[[ Data in this exercise, beginning ]]

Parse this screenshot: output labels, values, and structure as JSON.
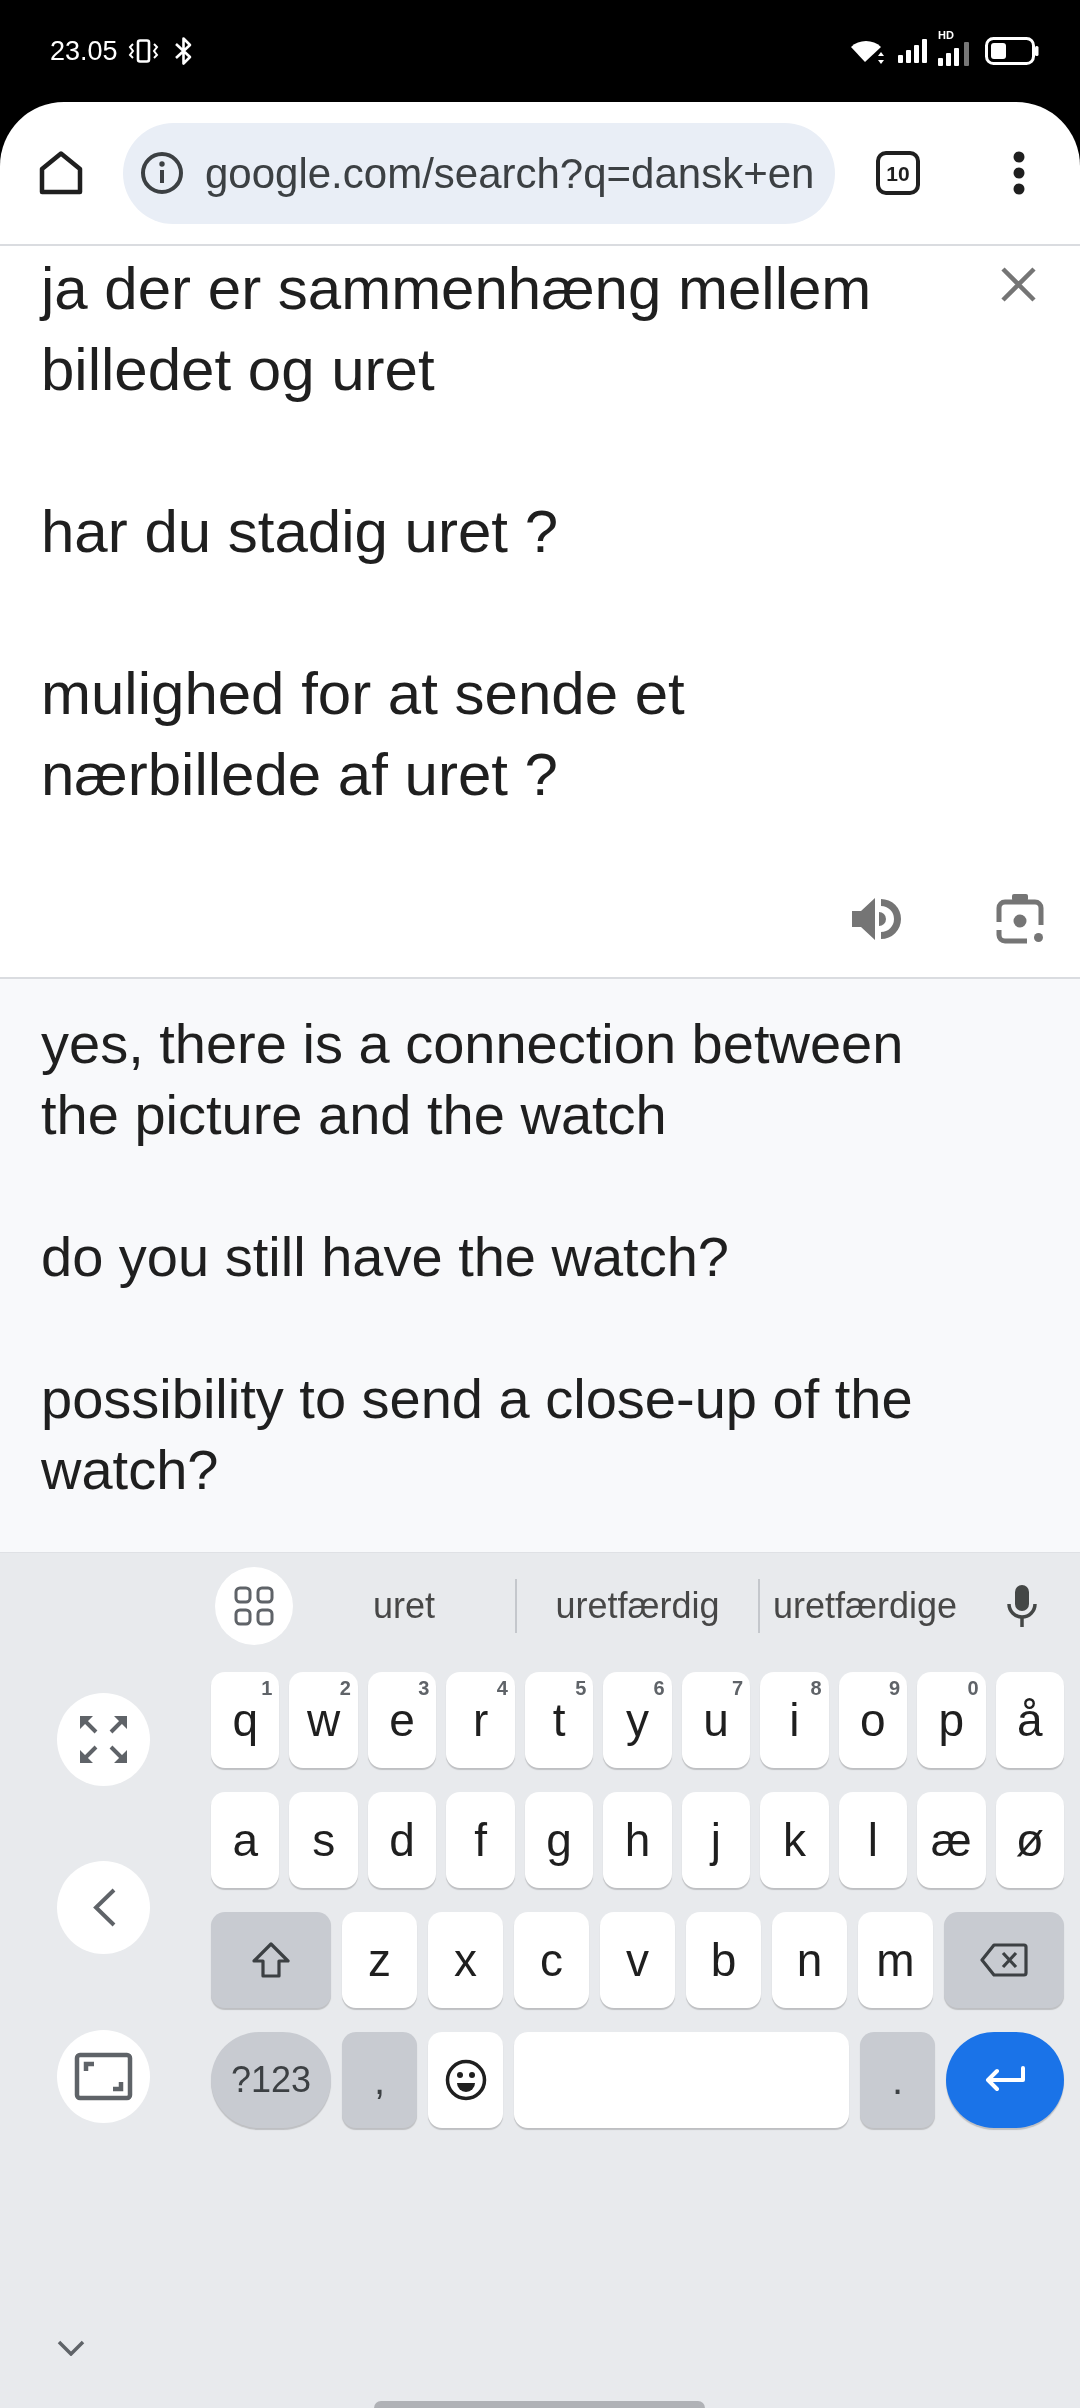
{
  "status_bar": {
    "time": "23.05",
    "network_label": "HD"
  },
  "toolbar": {
    "url": "google.com/search?q=dansk+en",
    "tab_count": "10"
  },
  "source": {
    "text": "ja der er sammenhæng mellem billedet og uret\n\nhar du stadig uret ?\n\nmulighed for at sende et nærbillede af uret ?"
  },
  "translation": {
    "paragraphs": [
      "yes, there is a connection between the picture and the watch",
      "do you still have the watch?",
      "possibility to send a close-up of the watch?"
    ]
  },
  "keyboard": {
    "suggestions": [
      "uret",
      "uretfærdig",
      "uretfærdige"
    ],
    "rows": [
      {
        "keys": [
          {
            "kind": "letter",
            "label": "q",
            "hint": "1"
          },
          {
            "kind": "letter",
            "label": "w",
            "hint": "2"
          },
          {
            "kind": "letter",
            "label": "e",
            "hint": "3"
          },
          {
            "kind": "letter",
            "label": "r",
            "hint": "4"
          },
          {
            "kind": "letter",
            "label": "t",
            "hint": "5"
          },
          {
            "kind": "letter",
            "label": "y",
            "hint": "6"
          },
          {
            "kind": "letter",
            "label": "u",
            "hint": "7"
          },
          {
            "kind": "letter",
            "label": "i",
            "hint": "8"
          },
          {
            "kind": "letter",
            "label": "o",
            "hint": "9"
          },
          {
            "kind": "letter",
            "label": "p",
            "hint": "0"
          },
          {
            "kind": "letter",
            "label": "å"
          }
        ]
      },
      {
        "keys": [
          {
            "kind": "letter",
            "label": "a"
          },
          {
            "kind": "letter",
            "label": "s"
          },
          {
            "kind": "letter",
            "label": "d"
          },
          {
            "kind": "letter",
            "label": "f"
          },
          {
            "kind": "letter",
            "label": "g"
          },
          {
            "kind": "letter",
            "label": "h"
          },
          {
            "kind": "letter",
            "label": "j"
          },
          {
            "kind": "letter",
            "label": "k"
          },
          {
            "kind": "letter",
            "label": "l"
          },
          {
            "kind": "letter",
            "label": "æ"
          },
          {
            "kind": "letter",
            "label": "ø"
          }
        ]
      },
      {
        "keys": [
          {
            "kind": "shift"
          },
          {
            "kind": "letter",
            "label": "z"
          },
          {
            "kind": "letter",
            "label": "x"
          },
          {
            "kind": "letter",
            "label": "c"
          },
          {
            "kind": "letter",
            "label": "v"
          },
          {
            "kind": "letter",
            "label": "b"
          },
          {
            "kind": "letter",
            "label": "n"
          },
          {
            "kind": "letter",
            "label": "m"
          },
          {
            "kind": "backspace"
          }
        ]
      },
      {
        "keys": [
          {
            "kind": "symbols",
            "label": "?123"
          },
          {
            "kind": "punctuation",
            "label": ","
          },
          {
            "kind": "emoji"
          },
          {
            "kind": "space"
          },
          {
            "kind": "punctuation",
            "label": "."
          },
          {
            "kind": "enter"
          }
        ]
      }
    ]
  }
}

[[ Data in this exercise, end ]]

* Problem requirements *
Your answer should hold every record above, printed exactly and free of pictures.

* Result *
Parse this screenshot: output labels, values, and structure as JSON.
{
  "status_bar": {
    "time": "23.05",
    "network_label": "HD"
  },
  "toolbar": {
    "url": "google.com/search?q=dansk+en",
    "tab_count": "10"
  },
  "source": {
    "text": "ja der er sammenhæng mellem billedet og uret\n\nhar du stadig uret ?\n\nmulighed for at sende et nærbillede af uret ?"
  },
  "translation": {
    "paragraphs": [
      "yes, there is a connection between the picture and the watch",
      "do you still have the watch?",
      "possibility to send a close-up of the watch?"
    ]
  },
  "keyboard": {
    "suggestions": [
      "uret",
      "uretfærdig",
      "uretfærdige"
    ],
    "rows": [
      {
        "keys": [
          {
            "kind": "letter",
            "label": "q",
            "hint": "1"
          },
          {
            "kind": "letter",
            "label": "w",
            "hint": "2"
          },
          {
            "kind": "letter",
            "label": "e",
            "hint": "3"
          },
          {
            "kind": "letter",
            "label": "r",
            "hint": "4"
          },
          {
            "kind": "letter",
            "label": "t",
            "hint": "5"
          },
          {
            "kind": "letter",
            "label": "y",
            "hint": "6"
          },
          {
            "kind": "letter",
            "label": "u",
            "hint": "7"
          },
          {
            "kind": "letter",
            "label": "i",
            "hint": "8"
          },
          {
            "kind": "letter",
            "label": "o",
            "hint": "9"
          },
          {
            "kind": "letter",
            "label": "p",
            "hint": "0"
          },
          {
            "kind": "letter",
            "label": "å"
          }
        ]
      },
      {
        "keys": [
          {
            "kind": "letter",
            "label": "a"
          },
          {
            "kind": "letter",
            "label": "s"
          },
          {
            "kind": "letter",
            "label": "d"
          },
          {
            "kind": "letter",
            "label": "f"
          },
          {
            "kind": "letter",
            "label": "g"
          },
          {
            "kind": "letter",
            "label": "h"
          },
          {
            "kind": "letter",
            "label": "j"
          },
          {
            "kind": "letter",
            "label": "k"
          },
          {
            "kind": "letter",
            "label": "l"
          },
          {
            "kind": "letter",
            "label": "æ"
          },
          {
            "kind": "letter",
            "label": "ø"
          }
        ]
      },
      {
        "keys": [
          {
            "kind": "shift"
          },
          {
            "kind": "letter",
            "label": "z"
          },
          {
            "kind": "letter",
            "label": "x"
          },
          {
            "kind": "letter",
            "label": "c"
          },
          {
            "kind": "letter",
            "label": "v"
          },
          {
            "kind": "letter",
            "label": "b"
          },
          {
            "kind": "letter",
            "label": "n"
          },
          {
            "kind": "letter",
            "label": "m"
          },
          {
            "kind": "backspace"
          }
        ]
      },
      {
        "keys": [
          {
            "kind": "symbols",
            "label": "?123"
          },
          {
            "kind": "punctuation",
            "label": ","
          },
          {
            "kind": "emoji"
          },
          {
            "kind": "space"
          },
          {
            "kind": "punctuation",
            "label": "."
          },
          {
            "kind": "enter"
          }
        ]
      }
    ]
  }
}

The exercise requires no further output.